The IG Futures show that the FTSE will open at 7,609.40, around 34.06 points higher than the previous day. The index was down 0.6% or 47.06 points and closed at 7,575.34 on Monday.
The US shares started low on Monday in response to sluggish trading in Asia and Europe. But it was able to buck the trend and went up at the end of the day. The Dow Jones was 0.2% higher at the close. The S&P 500 was also up by 0.4% while the Nasdaq Composite gained 0.6%.
All three indices reached new highs on intraday trading, even though it opened lower.
Market analysts say that there were signs that the abrupt declines that followed last week’s events are abating. The lack of safe-haven buying in treasuries indicate that even though investors were worried by Iran’s reaction, they were encouraged to buy back stocks when gold and oil prices didn’t consolidate.
The geopolitical tension in the Middle East didn’t stop US stock futures, which was near the flatline early Tuesday. Dow Jones futures went up by 37 points, suggesting it will open higher by eight points or more. Meanwhile, futures on the Nasdaq and the S&P 500 remained flat.
Oil prices lost their recent gains early on Tuesday as well. Brent oil was pegged at $68.30 a barrel while the WTI was selling at $62.73 per barrel.
Japanese shares plummeted on Monday, but the lack of retaliation from Iran and US indices recovering overnight helped Tokyo stock to rebound on Tuesday.
The Nikkei 225 gained 1.60% or 370.86 points to reach 23,575.72 at the close. The Topix also ended the day on a high. The index rose by 1.62% or 27.56 points to end at 1,725.05.
The positive showing was helped largely by the precision instruments, real estate, and service sectors.
Stakeholders are still monitoring the situation in the Middle East, especially in the wake of US President Donald Trump’s threatening Iraq with sanctions. The country had passed a resolution that called for foreign soldiers to be expelled from Iraq.

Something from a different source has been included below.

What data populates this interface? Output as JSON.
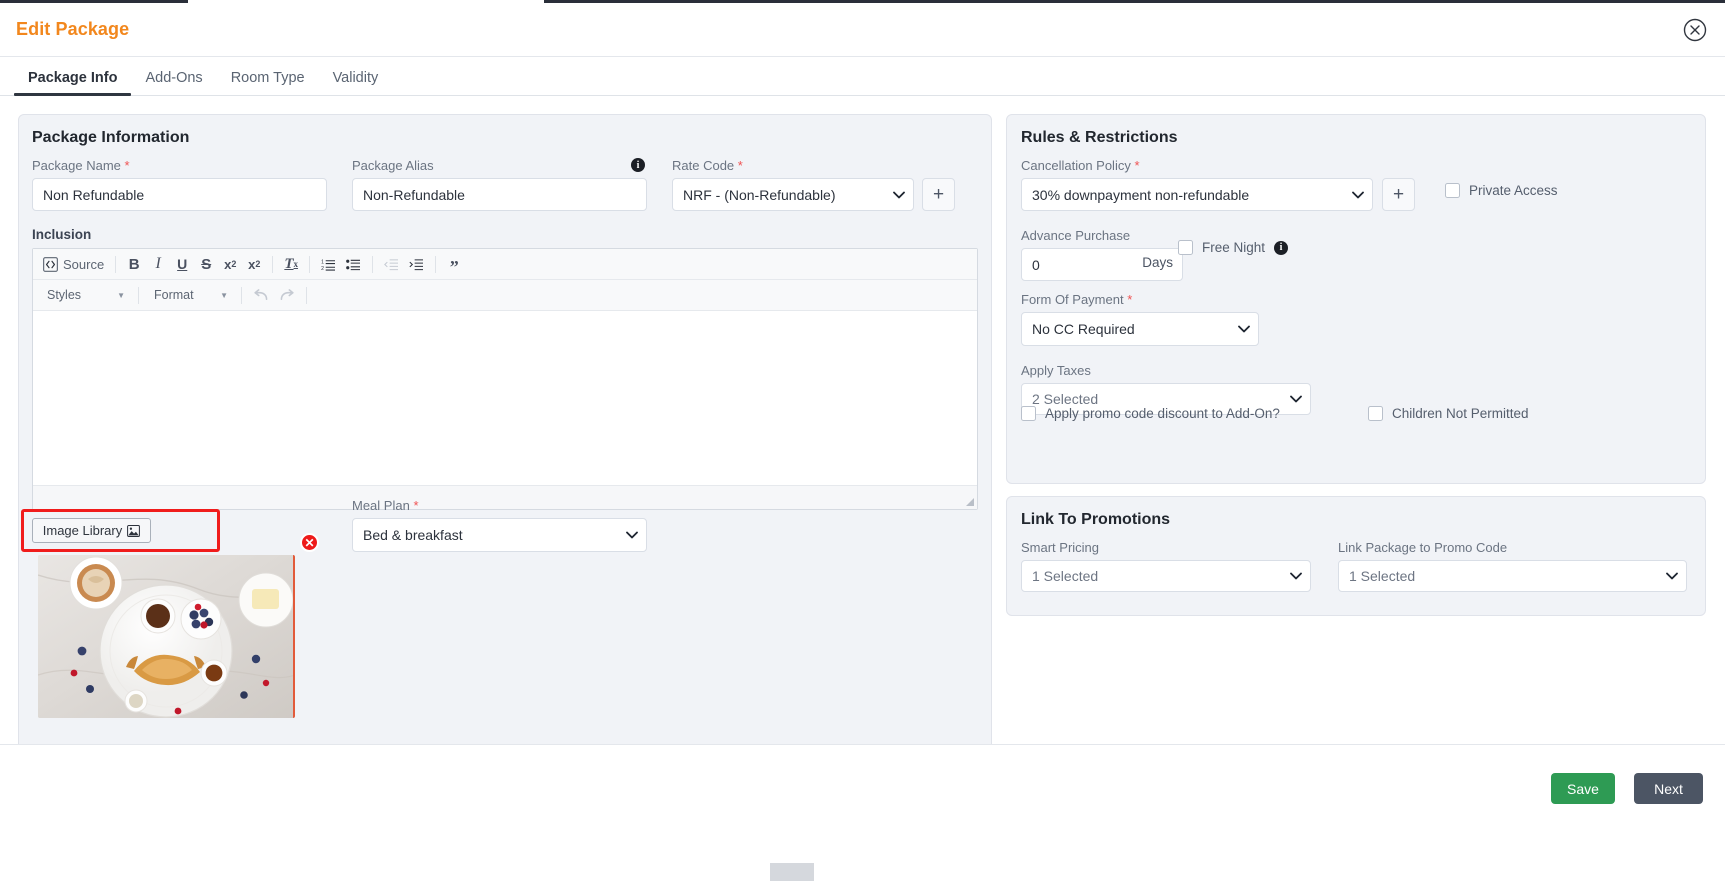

If the status quo is maintained and no major clashes occur between the US and Iran, stock markets around the world would focus on the trade deal’s scheduled signing on January 15.